For some reason, I have always had a bit of a downer on Birmingham City who are their primary rivals. Not quite sure why but Trevor Francis aside, I struggle to think of any player or manager there who has engaged me and even he was a bit dull. A 3-0 defeat of Reading in August 1997 was my first visit there and of course, it was no surprise to see Steve Bruce score for the home team. I do remember it was a fairly grim game of football though. The fact that the ground was walkable from the centre of the city helped.
My second visit there was a lot more interesting. A nice, sunny day in April 2005 saw a 1-1 draw with Spurs refereed by Howard Webb with good Ulster representation in the form of Maik Taylor and Damien Johnson appearing for the home side. The ground at the time was in the now West Ham governance of Gold, Brady and Sullivan and had undergone major surgery from my visit eight years previously. The main interest of the day, however, was the sight of Birmingham’s Jermaine Pennant playing with an ankle tag due to some recent felony. As you can imagine the chants were imaginative and unique.
Before we move west to Wolverhampton I should mention Walsall. Unfortunately, I can’t really put Walsall’s Fellows Park on the list as I once sat in one of the guest lounges for a sales meeting. The reserve game on in the background had all attendees rapt, football fans or not. Molineux is probably the least attractive area that houses a ground in my English visits. But then again, it does pride itself in being at the heart of the ‘Black Country’ and the industrial parks and lack of aesthetic around the ground is pertinent. It’s not Fulham.
Perhaps to soothe my delicate sensibilities two goals inside the first five minutes got the game against Port Vale in early February 1999 off to a cracking start. At the time there was huge excitement about Irish youngster Robbie Keane who was tearing things up in League One. He duly obliged with the second goal before an 89th-minute penalty by Keith Curle wrapped up a 3-1 win. It was a fairly passionate place football wise; just as you would expect.
I have to include a Stoke City v Southampton game on the final Saturday of 2012 in my midland walkabout. On paper, trust me… it held little appeal but turned out to be one amazing game. 3-3 it ended. Stoke, 3-1 down scored a last-minute equaliser with a rocket off the bar from Cameron Jerome.
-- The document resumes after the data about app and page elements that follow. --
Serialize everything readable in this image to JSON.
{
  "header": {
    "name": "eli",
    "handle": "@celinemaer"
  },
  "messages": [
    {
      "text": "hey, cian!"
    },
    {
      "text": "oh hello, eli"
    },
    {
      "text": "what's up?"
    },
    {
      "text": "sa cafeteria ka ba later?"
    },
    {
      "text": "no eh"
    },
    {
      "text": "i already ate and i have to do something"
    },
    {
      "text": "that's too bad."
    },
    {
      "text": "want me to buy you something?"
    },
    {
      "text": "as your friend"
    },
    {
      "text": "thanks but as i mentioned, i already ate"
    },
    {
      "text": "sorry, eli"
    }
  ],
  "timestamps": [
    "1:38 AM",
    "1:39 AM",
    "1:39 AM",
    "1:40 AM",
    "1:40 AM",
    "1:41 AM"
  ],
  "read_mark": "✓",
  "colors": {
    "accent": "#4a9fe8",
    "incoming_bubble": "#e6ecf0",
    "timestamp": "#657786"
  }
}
I think it may have ended up second in MOTD’s Goal of the Season competition. A very youthful Luke Shaw was the star turn from Southampton but it was a memorable trip. The Stoke fans do indeed make a racket and one particular incident stays with me. A few weeks earlier, controversial referee Mark Clattenburg had been involved in an altercation with Chelsea player John Obi Mikel. He had claimed that Clattenburg had made a racial comment against him. This was unfounded.
This I believe was Clattenburg’s first match back from a break of a few weeks and he had cause to send off Stoke’s vigorous midfielder Steven N’Zonzi. Within seconds of the player walking towards the touchline, the Stoke fans were singing in unison the dubious
“You’re only off, because you’re black, you’re only off, because you’re black.”
Rehearsals…I don’t think so. How does such spontaneity happen so quickly?
So next we head south to the big smoke for our next trip around the grounds that I have visited. Join me then.